Your task:
Your task is to retype the listing word for word.

++++ Provided information ++++

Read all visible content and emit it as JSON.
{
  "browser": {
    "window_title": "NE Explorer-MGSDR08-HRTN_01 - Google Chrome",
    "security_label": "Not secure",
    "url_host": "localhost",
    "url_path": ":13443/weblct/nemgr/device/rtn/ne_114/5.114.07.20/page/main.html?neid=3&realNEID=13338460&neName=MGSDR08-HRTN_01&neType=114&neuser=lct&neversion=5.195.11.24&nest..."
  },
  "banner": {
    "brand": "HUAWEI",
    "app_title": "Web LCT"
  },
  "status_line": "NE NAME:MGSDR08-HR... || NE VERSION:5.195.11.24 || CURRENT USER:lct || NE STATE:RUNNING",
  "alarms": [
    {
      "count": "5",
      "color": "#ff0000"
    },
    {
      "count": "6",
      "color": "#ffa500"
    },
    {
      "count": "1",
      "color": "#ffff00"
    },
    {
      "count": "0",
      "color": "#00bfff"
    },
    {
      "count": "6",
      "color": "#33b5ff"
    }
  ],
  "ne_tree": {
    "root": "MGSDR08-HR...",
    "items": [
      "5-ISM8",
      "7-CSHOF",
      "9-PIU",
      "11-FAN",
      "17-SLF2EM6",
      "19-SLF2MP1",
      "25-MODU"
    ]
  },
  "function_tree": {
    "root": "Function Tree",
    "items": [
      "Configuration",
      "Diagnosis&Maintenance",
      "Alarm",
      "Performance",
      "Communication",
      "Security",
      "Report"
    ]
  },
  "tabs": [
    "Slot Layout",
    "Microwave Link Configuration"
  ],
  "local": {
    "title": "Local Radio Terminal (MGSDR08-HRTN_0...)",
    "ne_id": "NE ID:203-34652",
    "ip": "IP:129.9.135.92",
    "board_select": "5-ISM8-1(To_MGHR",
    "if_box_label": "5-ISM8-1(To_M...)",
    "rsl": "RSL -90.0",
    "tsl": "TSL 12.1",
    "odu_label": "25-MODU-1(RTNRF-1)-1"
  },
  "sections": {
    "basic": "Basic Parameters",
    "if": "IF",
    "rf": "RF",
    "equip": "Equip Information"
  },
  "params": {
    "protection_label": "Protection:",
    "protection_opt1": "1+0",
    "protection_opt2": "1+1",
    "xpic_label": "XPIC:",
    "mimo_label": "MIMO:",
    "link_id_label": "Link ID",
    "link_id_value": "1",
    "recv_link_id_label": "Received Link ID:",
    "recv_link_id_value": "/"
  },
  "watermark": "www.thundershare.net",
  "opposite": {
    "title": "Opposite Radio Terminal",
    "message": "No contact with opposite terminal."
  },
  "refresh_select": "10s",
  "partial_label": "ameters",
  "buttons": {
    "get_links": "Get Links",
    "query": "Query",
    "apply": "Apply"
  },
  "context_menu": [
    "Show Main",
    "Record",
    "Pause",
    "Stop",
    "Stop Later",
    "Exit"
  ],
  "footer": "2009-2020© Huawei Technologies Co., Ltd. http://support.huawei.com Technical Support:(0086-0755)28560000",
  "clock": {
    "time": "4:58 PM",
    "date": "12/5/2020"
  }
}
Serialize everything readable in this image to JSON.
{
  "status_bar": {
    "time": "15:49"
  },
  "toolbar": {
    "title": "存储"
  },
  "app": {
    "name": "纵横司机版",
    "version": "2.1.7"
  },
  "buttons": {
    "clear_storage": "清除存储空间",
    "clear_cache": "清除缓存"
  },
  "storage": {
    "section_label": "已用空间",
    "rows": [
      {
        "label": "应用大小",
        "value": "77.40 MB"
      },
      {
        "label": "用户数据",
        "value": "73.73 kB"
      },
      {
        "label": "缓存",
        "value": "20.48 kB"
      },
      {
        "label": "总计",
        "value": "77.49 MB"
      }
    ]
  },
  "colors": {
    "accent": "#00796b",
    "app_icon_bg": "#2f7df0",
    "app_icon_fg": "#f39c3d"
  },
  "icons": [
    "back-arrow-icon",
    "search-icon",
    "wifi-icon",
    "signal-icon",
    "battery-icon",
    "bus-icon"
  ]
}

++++

Final answer:
Read all visible content and emit it as JSON.
{
  "browser": {
    "window_title": "NE Explorer-MGSDR08-HRTN_01 - Google Chrome",
    "security_label": "Not secure",
    "url_host": "localhost",
    "url_path": ":13443/weblct/nemgr/device/rtn/ne_114/5.114.07.20/page/main.html?neid=3&realNEID=13338460&neName=MGSDR08-HRTN_01&neType=114&neuser=lct&neversion=5.195.11.24&nest..."
  },
  "banner": {
    "brand": "HUAWEI",
    "app_title": "Web LCT"
  },
  "status_line": "NE NAME:MGSDR08-HR... || NE VERSION:5.195.11.24 || CURRENT USER:lct || NE STATE:RUNNING",
  "alarms": [
    {
      "count": "5",
      "color": "#ff0000"
    },
    {
      "count": "6",
      "color": "#ffa500"
    },
    {
      "count": "1",
      "color": "#ffff00"
    },
    {
      "count": "0",
      "color": "#00bfff"
    },
    {
      "count": "6",
      "color": "#33b5ff"
    }
  ],
  "ne_tree": {
    "root": "MGSDR08-HR...",
    "items": [
      "5-ISM8",
      "7-CSHOF",
      "9-PIU",
      "11-FAN",
      "17-SLF2EM6",
      "19-SLF2MP1",
      "25-MODU"
    ]
  },
  "function_tree": {
    "root": "Function Tree",
    "items": [
      "Configuration",
      "Diagnosis&Maintenance",
      "Alarm",
      "Performance",
      "Communication",
      "Security",
      "Report"
    ]
  },
  "tabs": [
    "Slot Layout",
    "Microwave Link Configuration"
  ],
  "local": {
    "title": "Local Radio Terminal (MGSDR08-HRTN_0...)",
    "ne_id": "NE ID:203-34652",
    "ip": "IP:129.9.135.92",
    "board_select": "5-ISM8-1(To_MGHR",
    "if_box_label": "5-ISM8-1(To_M...)",
    "rsl": "RSL -90.0",
    "tsl": "TSL 12.1",
    "odu_label": "25-MODU-1(RTNRF-1)-1"
  },
  "sections": {
    "basic": "Basic Parameters",
    "if": "IF",
    "rf": "RF",
    "equip": "Equip Information"
  },
  "params": {
    "protection_label": "Protection:",
    "protection_opt1": "1+0",
    "protection_opt2": "1+1",
    "xpic_label": "XPIC:",
    "mimo_label": "MIMO:",
    "link_id_label": "Link ID",
    "link_id_value": "1",
    "recv_link_id_label": "Received Link ID:",
    "recv_link_id_value": "/"
  },
  "watermark": "www.thundershare.net",
  "opposite": {
    "title": "Opposite Radio Terminal",
    "message": "No contact with opposite terminal."
  },
  "refresh_select": "10s",
  "partial_label": "ameters",
  "buttons": {
    "get_links": "Get Links",
    "query": "Query",
    "apply": "Apply"
  },
  "context_menu": [
    "Show Main",
    "Record",
    "Pause",
    "Stop",
    "Stop Later",
    "Exit"
  ],
  "footer": "2009-2020© Huawei Technologies Co., Ltd. http://support.huawei.com Technical Support:(0086-0755)28560000",
  "clock": {
    "time": "4:58 PM",
    "date": "12/5/2020"
  }
}
Serialize everything readable in this image to JSON.
{
  "status_bar": {
    "time": "15:49"
  },
  "toolbar": {
    "title": "存储"
  },
  "app": {
    "name": "纵横司机版",
    "version": "2.1.7"
  },
  "buttons": {
    "clear_storage": "清除存储空间",
    "clear_cache": "清除缓存"
  },
  "storage": {
    "section_label": "已用空间",
    "rows": [
      {
        "label": "应用大小",
        "value": "77.40 MB"
      },
      {
        "label": "用户数据",
        "value": "73.73 kB"
      },
      {
        "label": "缓存",
        "value": "20.48 kB"
      },
      {
        "label": "总计",
        "value": "77.49 MB"
      }
    ]
  },
  "colors": {
    "accent": "#00796b",
    "app_icon_bg": "#2f7df0",
    "app_icon_fg": "#f39c3d"
  },
  "icons": [
    "back-arrow-icon",
    "search-icon",
    "wifi-icon",
    "signal-icon",
    "battery-icon",
    "bus-icon"
  ]
}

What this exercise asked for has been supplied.